(Raw data begins)

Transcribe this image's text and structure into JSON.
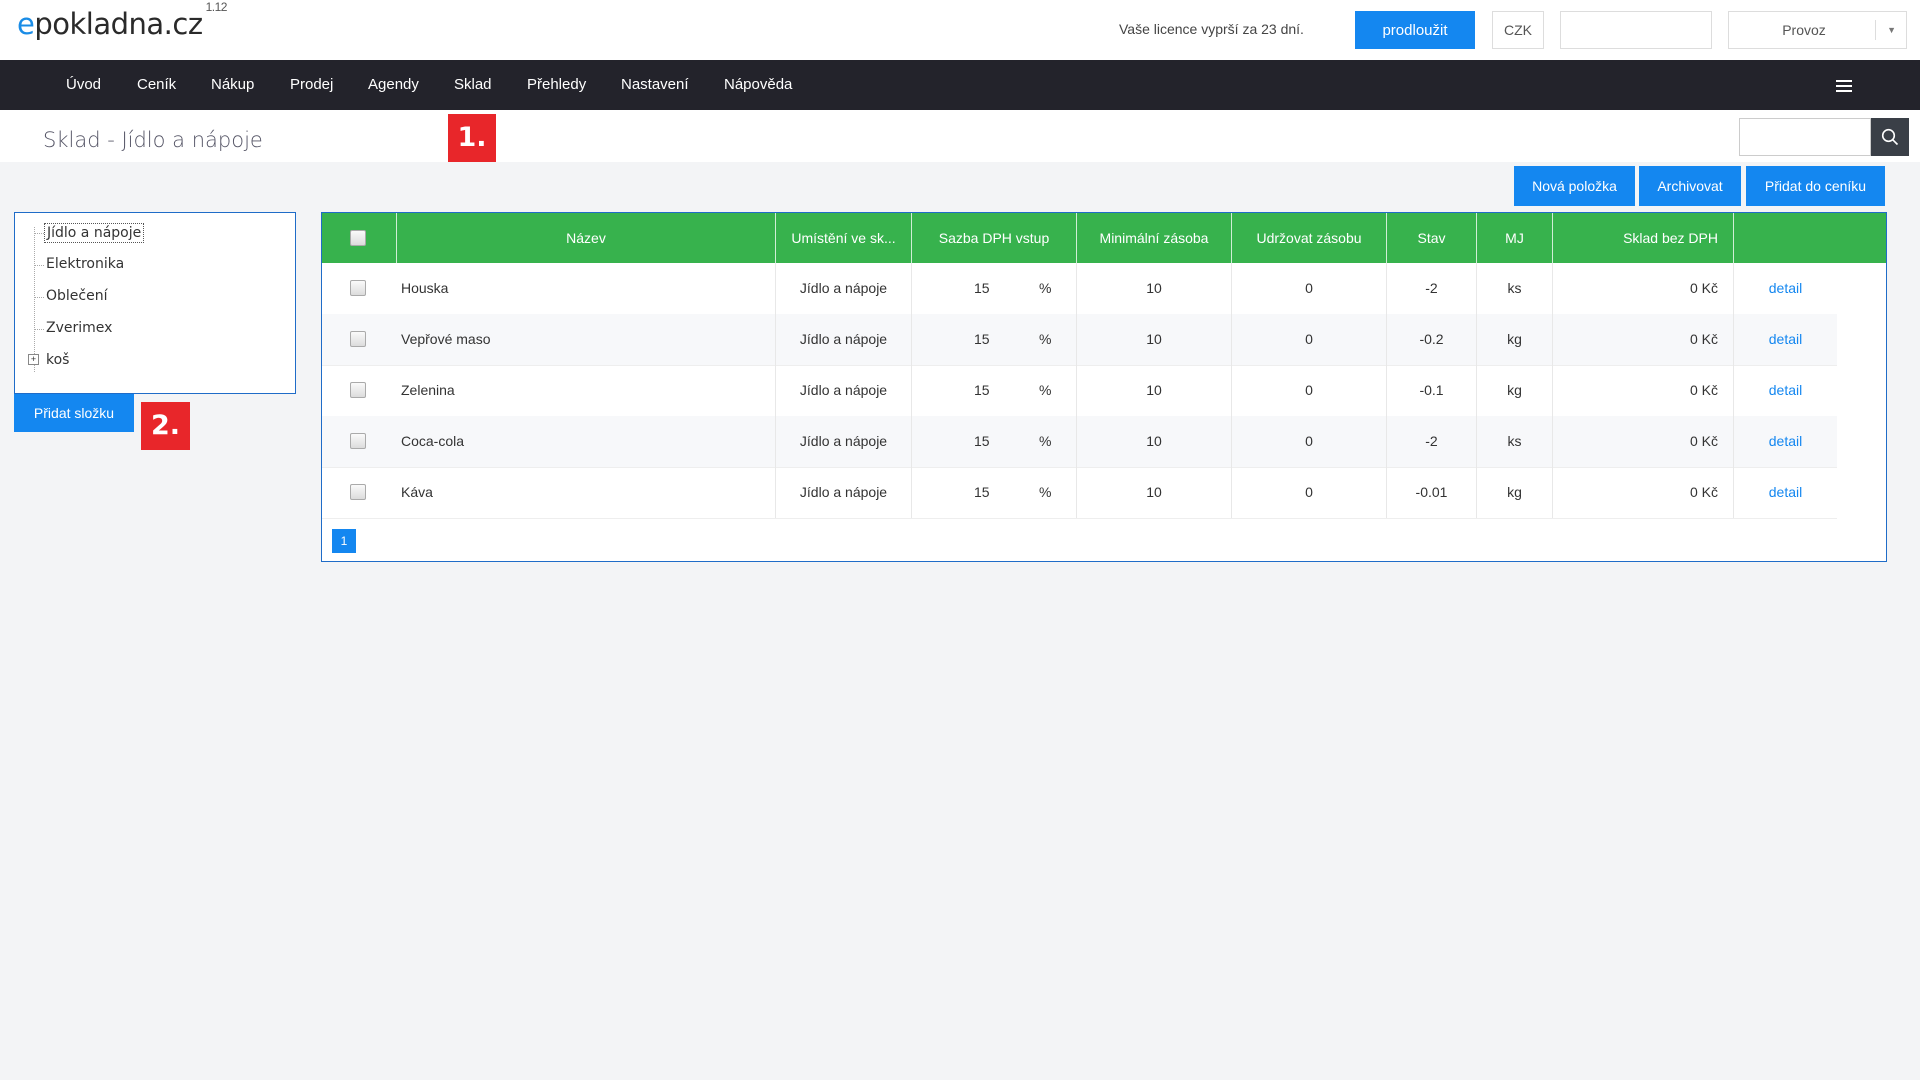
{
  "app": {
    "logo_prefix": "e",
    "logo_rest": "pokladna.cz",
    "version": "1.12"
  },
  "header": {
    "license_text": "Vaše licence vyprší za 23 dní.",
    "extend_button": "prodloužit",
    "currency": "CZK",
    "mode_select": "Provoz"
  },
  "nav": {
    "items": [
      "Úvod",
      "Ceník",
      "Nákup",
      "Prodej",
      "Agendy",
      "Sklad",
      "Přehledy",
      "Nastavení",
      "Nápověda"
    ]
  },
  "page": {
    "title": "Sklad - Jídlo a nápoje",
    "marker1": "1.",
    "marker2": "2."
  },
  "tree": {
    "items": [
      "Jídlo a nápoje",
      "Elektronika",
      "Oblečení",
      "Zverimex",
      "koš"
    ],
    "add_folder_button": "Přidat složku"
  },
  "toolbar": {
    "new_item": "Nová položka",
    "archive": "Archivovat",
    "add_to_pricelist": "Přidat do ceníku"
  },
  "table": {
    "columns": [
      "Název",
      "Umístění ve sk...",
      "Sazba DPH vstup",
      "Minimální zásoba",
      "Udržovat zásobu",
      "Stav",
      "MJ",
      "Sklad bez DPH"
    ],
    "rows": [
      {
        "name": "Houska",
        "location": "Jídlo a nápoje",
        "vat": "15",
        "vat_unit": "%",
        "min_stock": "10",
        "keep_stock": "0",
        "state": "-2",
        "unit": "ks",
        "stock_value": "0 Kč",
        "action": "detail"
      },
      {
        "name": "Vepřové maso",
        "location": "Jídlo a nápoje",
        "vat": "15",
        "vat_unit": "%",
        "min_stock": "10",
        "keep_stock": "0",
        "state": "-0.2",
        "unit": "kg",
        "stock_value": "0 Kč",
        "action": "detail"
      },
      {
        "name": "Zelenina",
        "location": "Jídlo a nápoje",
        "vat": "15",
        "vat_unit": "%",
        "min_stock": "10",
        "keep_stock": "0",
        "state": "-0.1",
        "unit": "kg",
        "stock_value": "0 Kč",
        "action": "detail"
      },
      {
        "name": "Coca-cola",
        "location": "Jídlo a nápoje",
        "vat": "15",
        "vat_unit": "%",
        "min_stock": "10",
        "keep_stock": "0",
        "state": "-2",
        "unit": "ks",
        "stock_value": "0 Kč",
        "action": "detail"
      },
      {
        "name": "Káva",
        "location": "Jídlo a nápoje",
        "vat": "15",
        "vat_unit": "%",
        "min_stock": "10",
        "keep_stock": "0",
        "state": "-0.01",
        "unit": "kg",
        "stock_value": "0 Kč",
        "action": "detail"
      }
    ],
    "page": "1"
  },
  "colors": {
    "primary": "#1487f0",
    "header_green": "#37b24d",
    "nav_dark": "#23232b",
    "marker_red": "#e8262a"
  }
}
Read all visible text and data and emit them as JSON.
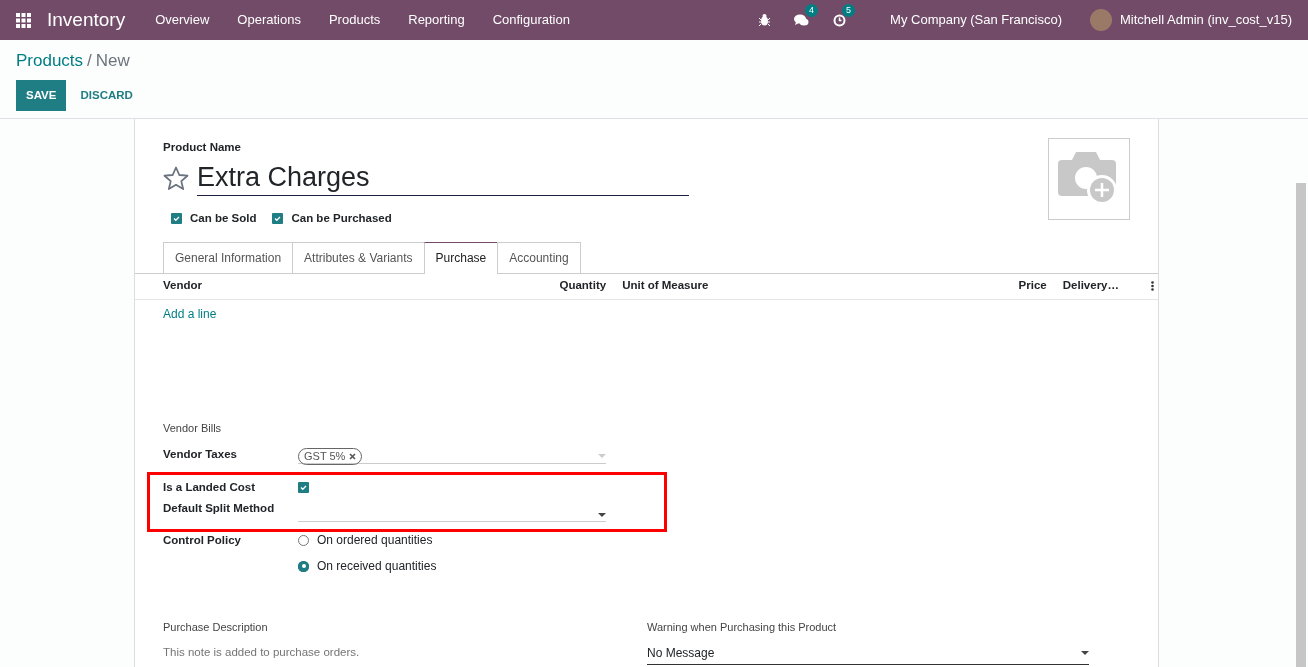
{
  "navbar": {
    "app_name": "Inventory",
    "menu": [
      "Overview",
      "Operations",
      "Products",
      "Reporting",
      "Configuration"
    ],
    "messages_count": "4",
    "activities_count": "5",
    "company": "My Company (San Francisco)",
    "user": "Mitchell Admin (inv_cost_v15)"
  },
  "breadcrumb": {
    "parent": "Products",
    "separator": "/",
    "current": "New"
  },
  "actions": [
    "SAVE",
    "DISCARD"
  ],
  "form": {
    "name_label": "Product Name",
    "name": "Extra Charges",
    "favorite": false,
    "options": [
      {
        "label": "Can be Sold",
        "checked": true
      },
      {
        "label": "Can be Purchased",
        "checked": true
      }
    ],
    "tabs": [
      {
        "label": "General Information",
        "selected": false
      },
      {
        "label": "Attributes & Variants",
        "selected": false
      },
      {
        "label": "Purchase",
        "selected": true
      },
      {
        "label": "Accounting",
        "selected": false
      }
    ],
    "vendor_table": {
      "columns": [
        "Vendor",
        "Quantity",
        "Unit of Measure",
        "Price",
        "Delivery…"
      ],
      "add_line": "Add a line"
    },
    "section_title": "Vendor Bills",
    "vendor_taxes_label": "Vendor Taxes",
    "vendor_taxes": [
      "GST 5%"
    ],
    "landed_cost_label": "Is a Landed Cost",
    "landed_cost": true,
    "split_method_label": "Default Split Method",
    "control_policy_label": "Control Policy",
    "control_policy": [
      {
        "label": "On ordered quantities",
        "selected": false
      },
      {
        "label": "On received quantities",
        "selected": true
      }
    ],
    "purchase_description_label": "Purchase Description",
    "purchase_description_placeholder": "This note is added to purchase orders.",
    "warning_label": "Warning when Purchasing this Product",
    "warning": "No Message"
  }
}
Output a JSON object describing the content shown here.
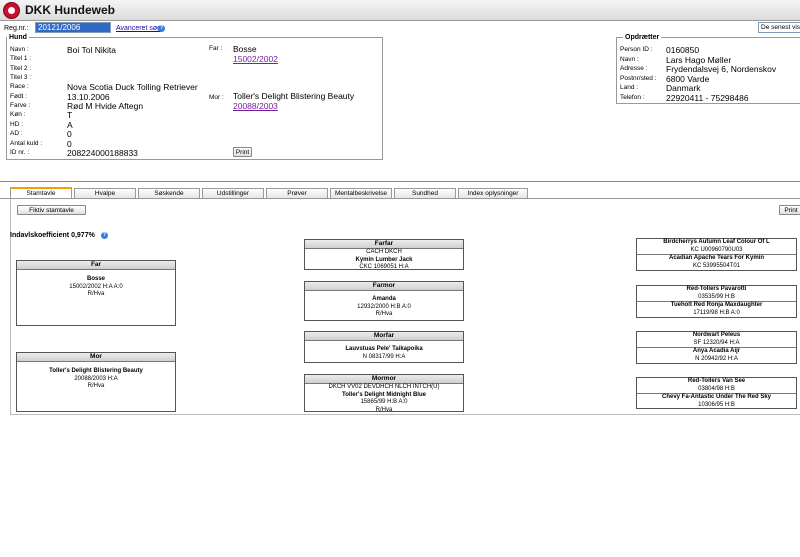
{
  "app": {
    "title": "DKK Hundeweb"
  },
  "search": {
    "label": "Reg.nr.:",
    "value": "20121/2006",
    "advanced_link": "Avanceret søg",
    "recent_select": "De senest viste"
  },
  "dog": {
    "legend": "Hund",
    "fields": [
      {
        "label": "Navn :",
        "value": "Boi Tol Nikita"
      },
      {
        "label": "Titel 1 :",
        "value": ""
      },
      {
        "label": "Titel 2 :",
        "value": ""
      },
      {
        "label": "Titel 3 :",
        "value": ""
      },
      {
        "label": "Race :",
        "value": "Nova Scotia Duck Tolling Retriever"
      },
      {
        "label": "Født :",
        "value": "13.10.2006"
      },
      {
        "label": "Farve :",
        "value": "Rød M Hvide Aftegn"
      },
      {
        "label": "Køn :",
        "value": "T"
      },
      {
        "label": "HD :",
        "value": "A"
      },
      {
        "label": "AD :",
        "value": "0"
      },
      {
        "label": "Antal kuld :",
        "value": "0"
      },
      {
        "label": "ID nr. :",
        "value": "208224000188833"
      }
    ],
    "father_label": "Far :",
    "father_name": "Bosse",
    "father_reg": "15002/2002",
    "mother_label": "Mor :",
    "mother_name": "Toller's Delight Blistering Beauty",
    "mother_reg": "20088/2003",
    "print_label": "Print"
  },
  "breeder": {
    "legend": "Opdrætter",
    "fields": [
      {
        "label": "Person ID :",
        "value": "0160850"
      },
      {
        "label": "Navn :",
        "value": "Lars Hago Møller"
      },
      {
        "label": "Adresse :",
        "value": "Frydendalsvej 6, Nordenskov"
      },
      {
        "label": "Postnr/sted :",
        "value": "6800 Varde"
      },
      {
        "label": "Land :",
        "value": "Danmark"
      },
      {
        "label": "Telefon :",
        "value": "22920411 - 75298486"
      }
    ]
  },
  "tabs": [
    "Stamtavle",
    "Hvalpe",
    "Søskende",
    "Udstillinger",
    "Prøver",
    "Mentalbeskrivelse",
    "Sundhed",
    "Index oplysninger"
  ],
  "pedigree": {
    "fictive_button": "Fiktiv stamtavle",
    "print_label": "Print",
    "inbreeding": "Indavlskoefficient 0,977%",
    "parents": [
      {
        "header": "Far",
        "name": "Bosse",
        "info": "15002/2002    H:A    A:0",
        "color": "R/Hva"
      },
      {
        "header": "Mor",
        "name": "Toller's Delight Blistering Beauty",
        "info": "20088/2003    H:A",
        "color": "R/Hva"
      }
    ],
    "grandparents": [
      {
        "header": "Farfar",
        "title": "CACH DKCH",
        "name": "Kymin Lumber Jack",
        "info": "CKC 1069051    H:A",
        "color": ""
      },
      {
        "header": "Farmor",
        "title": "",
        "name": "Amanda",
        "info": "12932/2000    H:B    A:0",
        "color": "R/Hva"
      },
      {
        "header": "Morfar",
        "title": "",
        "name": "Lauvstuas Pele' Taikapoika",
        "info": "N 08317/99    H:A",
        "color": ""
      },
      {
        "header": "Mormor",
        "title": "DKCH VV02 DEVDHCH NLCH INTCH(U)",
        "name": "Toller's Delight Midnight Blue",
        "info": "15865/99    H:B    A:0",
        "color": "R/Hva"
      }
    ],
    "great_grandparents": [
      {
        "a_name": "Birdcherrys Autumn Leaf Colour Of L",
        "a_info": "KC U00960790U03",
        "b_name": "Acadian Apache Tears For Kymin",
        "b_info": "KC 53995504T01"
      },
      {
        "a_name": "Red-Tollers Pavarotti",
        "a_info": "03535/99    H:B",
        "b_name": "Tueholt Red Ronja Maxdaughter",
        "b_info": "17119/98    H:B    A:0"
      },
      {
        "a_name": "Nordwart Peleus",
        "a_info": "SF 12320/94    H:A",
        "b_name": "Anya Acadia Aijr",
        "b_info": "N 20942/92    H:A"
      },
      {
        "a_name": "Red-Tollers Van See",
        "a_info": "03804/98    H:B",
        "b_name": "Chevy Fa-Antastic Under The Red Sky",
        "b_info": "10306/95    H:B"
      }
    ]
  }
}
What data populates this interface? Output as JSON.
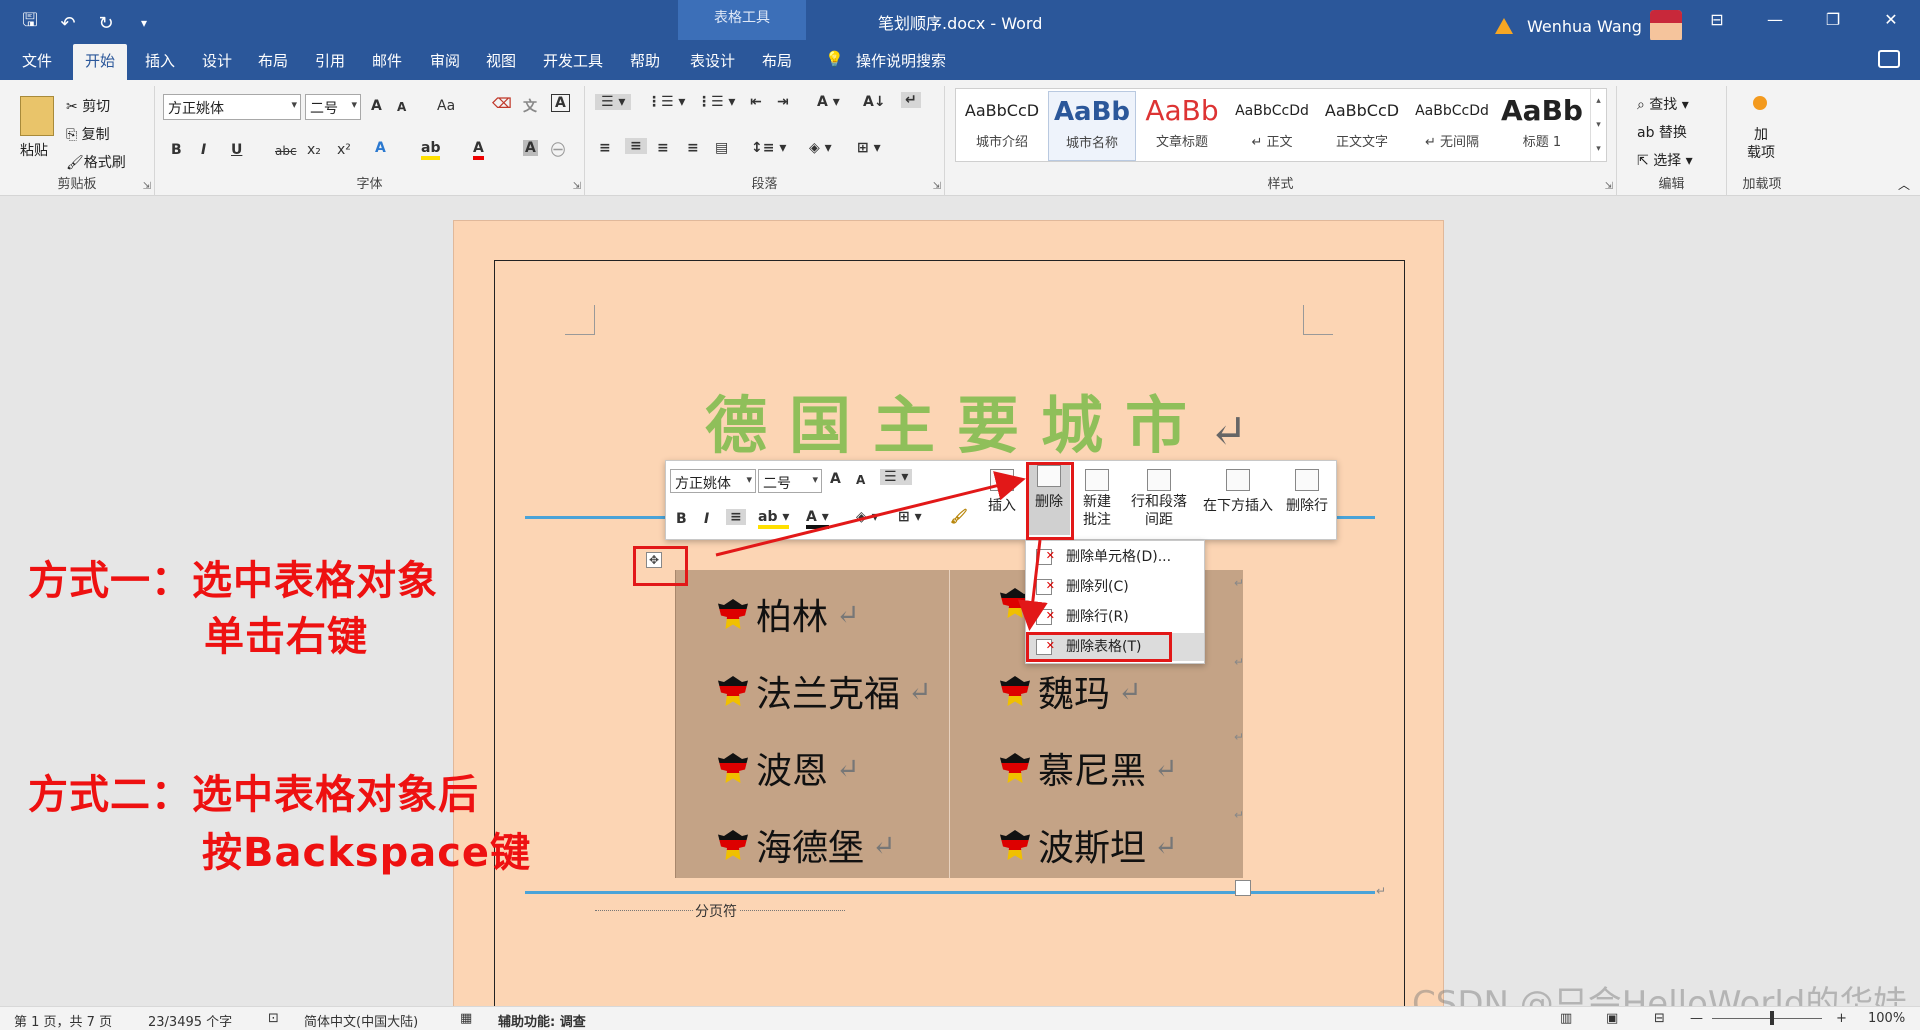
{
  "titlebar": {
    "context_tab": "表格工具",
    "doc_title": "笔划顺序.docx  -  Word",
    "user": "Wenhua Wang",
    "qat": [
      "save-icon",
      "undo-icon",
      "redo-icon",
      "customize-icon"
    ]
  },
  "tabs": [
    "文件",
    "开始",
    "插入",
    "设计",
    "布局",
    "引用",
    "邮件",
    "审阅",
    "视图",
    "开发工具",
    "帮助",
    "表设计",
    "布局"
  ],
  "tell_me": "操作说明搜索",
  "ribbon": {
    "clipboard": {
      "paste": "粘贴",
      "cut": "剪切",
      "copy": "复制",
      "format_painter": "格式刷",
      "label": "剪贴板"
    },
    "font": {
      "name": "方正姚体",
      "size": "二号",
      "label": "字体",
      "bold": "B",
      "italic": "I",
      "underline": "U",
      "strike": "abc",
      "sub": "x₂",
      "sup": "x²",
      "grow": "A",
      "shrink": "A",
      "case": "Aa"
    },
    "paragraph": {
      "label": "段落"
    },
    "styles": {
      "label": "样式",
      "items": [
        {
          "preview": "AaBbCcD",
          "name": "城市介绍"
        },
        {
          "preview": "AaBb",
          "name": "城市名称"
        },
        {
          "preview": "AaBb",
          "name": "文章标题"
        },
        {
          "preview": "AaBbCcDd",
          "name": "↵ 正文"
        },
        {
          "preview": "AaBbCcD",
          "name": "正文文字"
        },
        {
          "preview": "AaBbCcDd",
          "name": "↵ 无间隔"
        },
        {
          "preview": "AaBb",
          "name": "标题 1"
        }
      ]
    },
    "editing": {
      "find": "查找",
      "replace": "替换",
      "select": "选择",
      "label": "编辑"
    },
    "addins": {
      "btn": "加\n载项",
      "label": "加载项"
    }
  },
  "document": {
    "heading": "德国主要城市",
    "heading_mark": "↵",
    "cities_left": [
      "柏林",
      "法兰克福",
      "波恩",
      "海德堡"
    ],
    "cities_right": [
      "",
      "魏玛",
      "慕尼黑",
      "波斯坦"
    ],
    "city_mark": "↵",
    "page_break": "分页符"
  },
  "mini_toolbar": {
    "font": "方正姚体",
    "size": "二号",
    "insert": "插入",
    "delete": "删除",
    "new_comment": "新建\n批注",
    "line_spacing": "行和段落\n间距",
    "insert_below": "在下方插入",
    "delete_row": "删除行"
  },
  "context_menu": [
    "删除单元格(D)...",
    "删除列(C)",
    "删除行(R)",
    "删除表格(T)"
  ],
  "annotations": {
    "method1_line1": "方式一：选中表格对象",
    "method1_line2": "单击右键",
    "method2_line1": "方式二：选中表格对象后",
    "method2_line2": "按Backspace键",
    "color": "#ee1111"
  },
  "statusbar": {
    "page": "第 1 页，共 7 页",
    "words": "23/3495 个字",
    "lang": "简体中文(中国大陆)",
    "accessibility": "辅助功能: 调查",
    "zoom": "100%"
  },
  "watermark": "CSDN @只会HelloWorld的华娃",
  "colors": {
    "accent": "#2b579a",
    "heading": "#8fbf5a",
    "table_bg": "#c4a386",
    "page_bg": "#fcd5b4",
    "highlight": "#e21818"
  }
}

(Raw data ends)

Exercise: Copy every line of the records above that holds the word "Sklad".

Result of this exercise:
      "Sklad",
    "title": "Sklad - Jídlo a nápoje",
      "Sklad bez DPH"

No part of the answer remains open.